EXTRACTED ENTRIES =>
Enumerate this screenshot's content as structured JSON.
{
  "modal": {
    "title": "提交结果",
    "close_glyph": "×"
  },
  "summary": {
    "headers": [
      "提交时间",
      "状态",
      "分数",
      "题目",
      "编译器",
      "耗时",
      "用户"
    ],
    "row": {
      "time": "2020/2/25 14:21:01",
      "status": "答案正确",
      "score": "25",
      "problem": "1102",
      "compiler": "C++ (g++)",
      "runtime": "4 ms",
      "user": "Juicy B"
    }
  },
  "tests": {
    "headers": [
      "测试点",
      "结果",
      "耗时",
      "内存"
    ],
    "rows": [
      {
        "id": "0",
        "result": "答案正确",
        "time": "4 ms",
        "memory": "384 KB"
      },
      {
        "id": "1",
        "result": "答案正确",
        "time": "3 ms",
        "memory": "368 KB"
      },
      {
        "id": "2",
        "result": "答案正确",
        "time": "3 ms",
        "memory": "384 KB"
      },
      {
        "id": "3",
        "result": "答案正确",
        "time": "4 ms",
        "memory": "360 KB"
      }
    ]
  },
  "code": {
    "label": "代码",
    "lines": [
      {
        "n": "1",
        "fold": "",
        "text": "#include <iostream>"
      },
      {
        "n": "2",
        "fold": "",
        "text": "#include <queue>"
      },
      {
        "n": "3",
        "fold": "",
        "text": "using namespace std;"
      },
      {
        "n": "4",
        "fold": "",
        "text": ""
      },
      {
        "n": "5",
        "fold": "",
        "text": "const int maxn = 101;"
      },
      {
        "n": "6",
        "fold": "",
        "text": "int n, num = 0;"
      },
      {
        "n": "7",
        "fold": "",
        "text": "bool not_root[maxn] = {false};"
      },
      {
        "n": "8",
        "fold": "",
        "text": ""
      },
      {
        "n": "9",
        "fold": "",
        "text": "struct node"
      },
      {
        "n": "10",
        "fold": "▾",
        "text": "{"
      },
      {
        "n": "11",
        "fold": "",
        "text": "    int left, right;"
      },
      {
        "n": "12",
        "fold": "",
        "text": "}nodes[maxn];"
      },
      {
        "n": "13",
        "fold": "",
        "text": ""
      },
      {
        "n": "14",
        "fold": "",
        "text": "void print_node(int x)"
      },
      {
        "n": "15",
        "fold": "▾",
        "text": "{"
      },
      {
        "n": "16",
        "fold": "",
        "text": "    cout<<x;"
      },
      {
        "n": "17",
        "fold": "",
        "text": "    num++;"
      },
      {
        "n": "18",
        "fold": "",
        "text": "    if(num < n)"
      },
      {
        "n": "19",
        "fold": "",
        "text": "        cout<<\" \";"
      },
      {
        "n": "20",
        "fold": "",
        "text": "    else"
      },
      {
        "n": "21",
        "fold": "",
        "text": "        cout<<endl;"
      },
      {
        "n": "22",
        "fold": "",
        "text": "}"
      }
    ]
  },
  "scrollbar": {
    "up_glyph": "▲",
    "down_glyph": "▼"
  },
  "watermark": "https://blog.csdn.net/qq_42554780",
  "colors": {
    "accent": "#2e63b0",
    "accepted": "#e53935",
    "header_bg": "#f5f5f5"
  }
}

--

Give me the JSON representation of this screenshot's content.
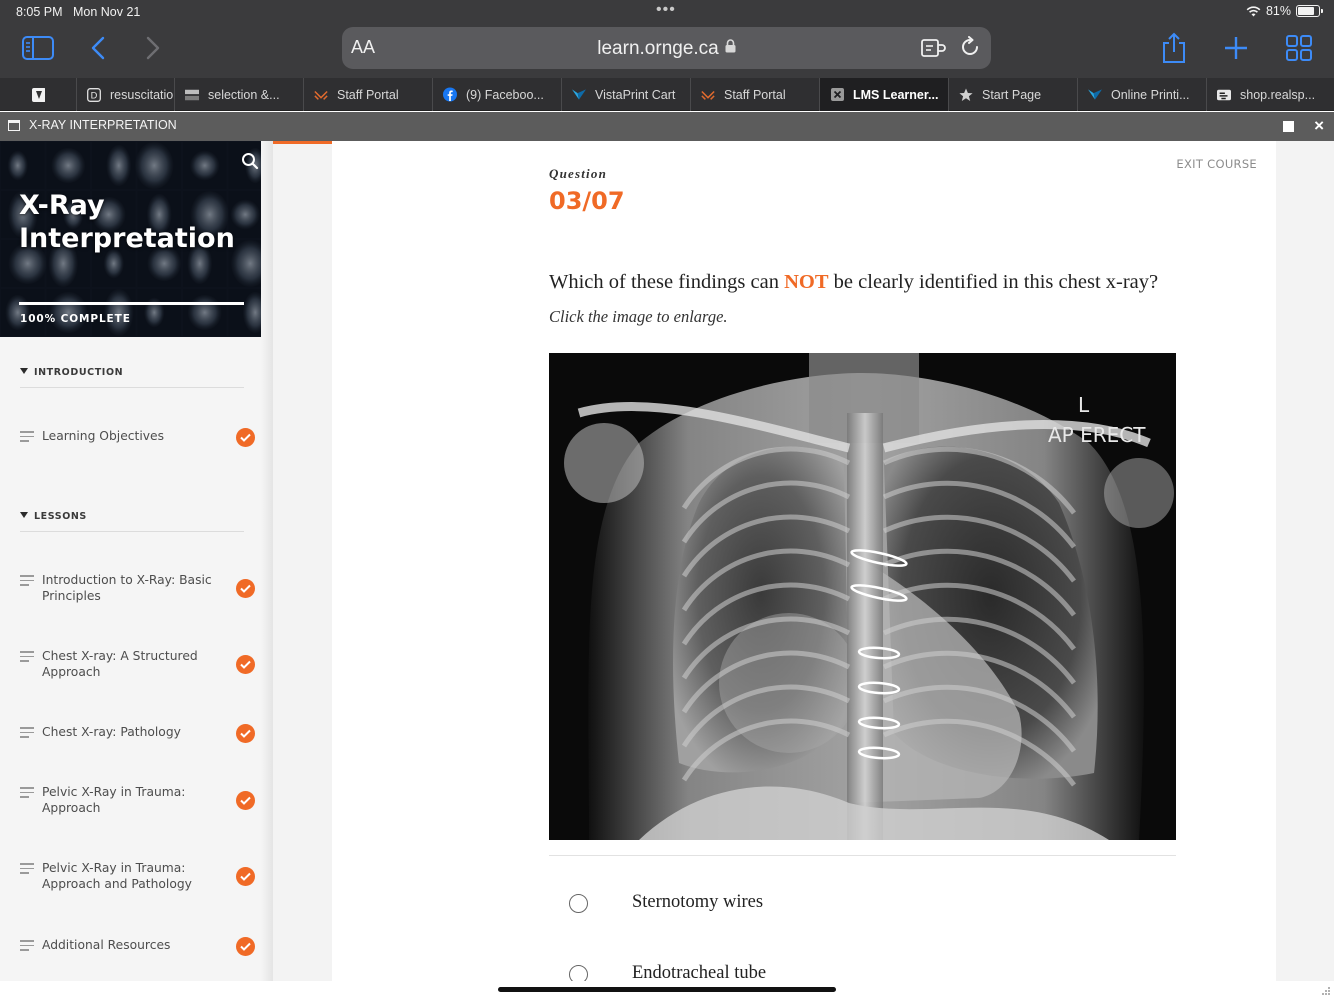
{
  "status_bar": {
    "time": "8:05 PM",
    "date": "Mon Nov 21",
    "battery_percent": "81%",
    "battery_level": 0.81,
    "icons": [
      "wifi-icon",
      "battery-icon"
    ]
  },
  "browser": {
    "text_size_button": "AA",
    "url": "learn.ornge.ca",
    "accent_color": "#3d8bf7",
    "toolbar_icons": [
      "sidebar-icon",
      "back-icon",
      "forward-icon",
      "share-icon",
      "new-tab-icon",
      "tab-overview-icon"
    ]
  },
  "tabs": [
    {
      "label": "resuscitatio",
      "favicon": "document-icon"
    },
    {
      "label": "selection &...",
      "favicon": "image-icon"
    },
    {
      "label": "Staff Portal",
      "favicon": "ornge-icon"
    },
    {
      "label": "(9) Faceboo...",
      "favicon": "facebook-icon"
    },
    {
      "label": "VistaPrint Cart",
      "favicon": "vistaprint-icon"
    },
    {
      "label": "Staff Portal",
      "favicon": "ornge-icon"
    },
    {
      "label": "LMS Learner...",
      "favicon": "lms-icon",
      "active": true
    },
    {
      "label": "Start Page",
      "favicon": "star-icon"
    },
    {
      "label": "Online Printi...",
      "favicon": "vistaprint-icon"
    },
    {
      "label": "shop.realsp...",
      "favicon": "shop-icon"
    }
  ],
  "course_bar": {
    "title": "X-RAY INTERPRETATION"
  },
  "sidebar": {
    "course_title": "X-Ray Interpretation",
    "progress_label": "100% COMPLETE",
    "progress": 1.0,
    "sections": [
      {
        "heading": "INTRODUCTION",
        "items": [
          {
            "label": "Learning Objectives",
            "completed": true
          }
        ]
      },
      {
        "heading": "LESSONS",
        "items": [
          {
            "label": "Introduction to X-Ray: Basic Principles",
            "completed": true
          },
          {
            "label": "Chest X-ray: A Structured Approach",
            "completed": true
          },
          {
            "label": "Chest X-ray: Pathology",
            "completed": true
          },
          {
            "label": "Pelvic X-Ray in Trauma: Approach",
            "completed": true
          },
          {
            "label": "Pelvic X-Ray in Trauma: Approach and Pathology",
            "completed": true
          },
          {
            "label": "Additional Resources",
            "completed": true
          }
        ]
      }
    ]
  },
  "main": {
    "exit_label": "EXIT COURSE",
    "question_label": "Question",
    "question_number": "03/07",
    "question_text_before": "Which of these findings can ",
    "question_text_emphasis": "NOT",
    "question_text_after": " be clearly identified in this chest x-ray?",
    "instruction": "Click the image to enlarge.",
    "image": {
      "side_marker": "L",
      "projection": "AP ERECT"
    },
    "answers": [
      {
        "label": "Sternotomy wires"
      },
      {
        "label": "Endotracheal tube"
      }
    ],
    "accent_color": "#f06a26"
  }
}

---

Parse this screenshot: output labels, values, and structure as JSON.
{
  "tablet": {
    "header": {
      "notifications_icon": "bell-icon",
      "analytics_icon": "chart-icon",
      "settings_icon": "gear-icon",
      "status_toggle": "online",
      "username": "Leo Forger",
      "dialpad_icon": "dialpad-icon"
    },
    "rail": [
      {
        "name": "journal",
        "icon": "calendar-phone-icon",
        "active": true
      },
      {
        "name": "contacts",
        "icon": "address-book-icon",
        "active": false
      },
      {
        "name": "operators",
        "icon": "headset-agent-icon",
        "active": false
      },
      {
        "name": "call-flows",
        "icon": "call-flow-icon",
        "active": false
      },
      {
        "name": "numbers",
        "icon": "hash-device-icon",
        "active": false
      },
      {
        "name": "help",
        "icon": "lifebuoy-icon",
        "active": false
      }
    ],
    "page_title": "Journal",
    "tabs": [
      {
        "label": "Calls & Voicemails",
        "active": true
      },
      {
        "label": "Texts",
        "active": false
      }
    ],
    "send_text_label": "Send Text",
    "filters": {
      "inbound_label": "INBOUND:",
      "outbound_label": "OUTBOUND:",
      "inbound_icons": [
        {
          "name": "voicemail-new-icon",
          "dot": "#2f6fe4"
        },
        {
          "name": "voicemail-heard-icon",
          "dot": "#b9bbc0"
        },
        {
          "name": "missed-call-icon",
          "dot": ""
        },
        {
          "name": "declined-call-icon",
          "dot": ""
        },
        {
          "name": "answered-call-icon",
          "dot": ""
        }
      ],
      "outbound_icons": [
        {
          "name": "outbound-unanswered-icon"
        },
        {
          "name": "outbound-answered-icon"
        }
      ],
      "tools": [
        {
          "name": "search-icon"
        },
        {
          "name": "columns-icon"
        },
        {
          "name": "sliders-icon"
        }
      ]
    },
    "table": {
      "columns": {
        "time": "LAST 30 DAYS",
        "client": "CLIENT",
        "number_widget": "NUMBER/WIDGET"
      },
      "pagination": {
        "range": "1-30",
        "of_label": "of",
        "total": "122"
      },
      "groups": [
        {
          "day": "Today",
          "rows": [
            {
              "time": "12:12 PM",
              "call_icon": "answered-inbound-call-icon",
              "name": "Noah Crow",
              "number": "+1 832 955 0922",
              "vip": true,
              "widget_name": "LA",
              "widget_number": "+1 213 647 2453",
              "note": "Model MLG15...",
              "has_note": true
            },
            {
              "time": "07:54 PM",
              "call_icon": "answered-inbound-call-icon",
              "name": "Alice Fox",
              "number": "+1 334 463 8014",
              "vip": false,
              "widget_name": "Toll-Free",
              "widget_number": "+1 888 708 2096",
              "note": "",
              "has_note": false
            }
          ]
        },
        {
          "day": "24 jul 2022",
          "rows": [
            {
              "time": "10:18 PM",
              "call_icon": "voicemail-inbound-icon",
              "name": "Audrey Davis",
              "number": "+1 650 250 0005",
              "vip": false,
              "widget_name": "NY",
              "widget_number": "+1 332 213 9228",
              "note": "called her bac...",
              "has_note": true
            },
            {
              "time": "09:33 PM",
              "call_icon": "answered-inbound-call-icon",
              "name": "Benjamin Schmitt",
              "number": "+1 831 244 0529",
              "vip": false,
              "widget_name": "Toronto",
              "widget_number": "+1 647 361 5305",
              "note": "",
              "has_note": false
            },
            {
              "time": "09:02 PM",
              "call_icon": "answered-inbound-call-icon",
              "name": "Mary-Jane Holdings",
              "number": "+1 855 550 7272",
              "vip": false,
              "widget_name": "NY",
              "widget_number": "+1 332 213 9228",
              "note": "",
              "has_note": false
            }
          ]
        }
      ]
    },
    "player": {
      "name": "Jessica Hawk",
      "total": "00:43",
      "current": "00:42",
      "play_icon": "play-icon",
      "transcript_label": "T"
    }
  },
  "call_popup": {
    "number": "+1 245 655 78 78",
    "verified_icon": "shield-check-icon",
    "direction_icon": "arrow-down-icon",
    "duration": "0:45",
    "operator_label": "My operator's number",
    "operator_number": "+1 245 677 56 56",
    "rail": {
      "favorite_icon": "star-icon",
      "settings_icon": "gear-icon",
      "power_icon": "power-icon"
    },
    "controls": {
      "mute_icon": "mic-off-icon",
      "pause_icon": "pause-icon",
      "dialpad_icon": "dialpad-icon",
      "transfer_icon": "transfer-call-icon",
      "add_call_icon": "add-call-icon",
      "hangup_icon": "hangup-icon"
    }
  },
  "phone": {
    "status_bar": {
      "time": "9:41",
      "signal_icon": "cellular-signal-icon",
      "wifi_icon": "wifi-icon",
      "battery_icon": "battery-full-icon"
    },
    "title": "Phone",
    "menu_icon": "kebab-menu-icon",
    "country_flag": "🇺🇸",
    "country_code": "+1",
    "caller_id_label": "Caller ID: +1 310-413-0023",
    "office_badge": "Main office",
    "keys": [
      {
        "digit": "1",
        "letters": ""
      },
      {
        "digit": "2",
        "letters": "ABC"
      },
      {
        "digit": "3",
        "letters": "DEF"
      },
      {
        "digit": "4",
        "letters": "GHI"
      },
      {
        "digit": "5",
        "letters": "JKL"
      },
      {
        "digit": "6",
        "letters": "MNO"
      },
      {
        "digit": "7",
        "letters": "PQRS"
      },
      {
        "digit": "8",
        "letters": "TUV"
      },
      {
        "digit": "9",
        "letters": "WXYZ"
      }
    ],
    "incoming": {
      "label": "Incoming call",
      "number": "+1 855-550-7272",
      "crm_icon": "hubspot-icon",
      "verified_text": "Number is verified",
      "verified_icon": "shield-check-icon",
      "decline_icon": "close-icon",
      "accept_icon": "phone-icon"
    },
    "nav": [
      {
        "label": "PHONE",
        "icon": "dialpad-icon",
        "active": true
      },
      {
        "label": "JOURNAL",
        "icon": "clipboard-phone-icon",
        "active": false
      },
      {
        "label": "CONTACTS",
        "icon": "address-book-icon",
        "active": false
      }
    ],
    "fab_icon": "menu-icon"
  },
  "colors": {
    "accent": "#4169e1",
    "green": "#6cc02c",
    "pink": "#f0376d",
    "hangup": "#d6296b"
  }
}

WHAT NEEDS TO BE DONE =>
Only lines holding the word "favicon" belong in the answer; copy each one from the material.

RESPONSE TO THE TASK =>
      "favicon": "document-icon"
      "favicon": "image-icon"
      "favicon": "ornge-icon"
      "favicon": "facebook-icon"
      "favicon": "vistaprint-icon"
      "favicon": "ornge-icon"
      "favicon": "lms-icon",
      "favicon": "star-icon"
      "favicon": "vistaprint-icon"
      "favicon": "shop-icon"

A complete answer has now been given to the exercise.